This article was updated on June 18, 2018.
If your organization recently experienced a round of layoffs due to M&A, remaining employees might fear for their jobs.
M&;A employee retention begins with understanding that your employees know they have career options. According to the ADP Research Institute® Workforce Vitality Report, wages have continued to grow over the past few quarters, suggesting that wages may finally reflect the tightening labor market. Employers are hard-pressed to find new talent, and have a strong desire to retain their experienced employees.
Before and after a merger or acquisition, you should work with your HR department in many ways to explore financial decisions and engagement measures to improve employee outlook and, hopefully, ensure retention. According to Global Banking and Finance Review, "Change management is crucial to the M&A process in order to allay internal fears through clear communication and to demonstrate the alignment of core competencies."
Here are five steps to handle M&A employee retention well.
1. Tell It Like It Is
Management silence and subsequent rumors can be morale killers for remaining employees in the wake of layoffs. Tell it like it is and communicate early. Explain what other steps you've taken to cut costs, if such a move was necessary after the deal. Most people understand that upheavals — such as M&As and layoffs — happen in business. Help them see that you're balancing business interests with its effect on employees.
2. Show How the M&A Benefits Everyone
Employees can gain a more positive outlook — and a stronger sense of engagement with your organization — if they think the business transition will offer new or expanded roles and career paths. Work with HR to offer solutions that include stretch assignments to push employees beyond their current skill sets, open discussions about career-related topics and management training that fosters employee growth and development.
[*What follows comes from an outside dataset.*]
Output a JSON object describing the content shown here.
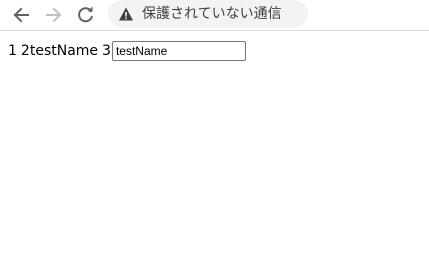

3. Accept the Emotions of the Situation
Relief at keeping one's job can quickly dissolve into guilt at surviving, anxiety over increased workloads or fear of being laid off next. Some remaining staff might even feel envious of those who were laid off if they think severance packages were especially generous. You and your organization's managers must reassure employees, and your senior staff needs to be ready to help managers who might feel guilty about laying off employees or worry about their own role in the new organization.
4. Follow Up
Periodically assess the morale of your workforce. An employee survey could give you further insight into your employees' understanding of the new entity's goals and whether they trust their team and feel comfortable enough to ask for help. These questions should go beyond mere sentiment and address specific employee concerns.
5. Recognize Your Losses and Move Forward
Your people suffered a loss during your recent M&A, and will feel that loss even if they realize the deal is positive for them and for your organization. Take proactive steps for M&A employee retention by promoting an open and honest culture and encouraging forthright discussion. If they feel they are supported and their voices are heard, you should be able to help them through the transition.
If your organization has experienced a round of layoffs due to M&A, these five steps can alleviate employee fears and reassure everyone that the C-suite is making the right decisions for the greater good of the organization. Finance leaders should play a big role in helping HR communicate the financial decisions and benefits of M&A.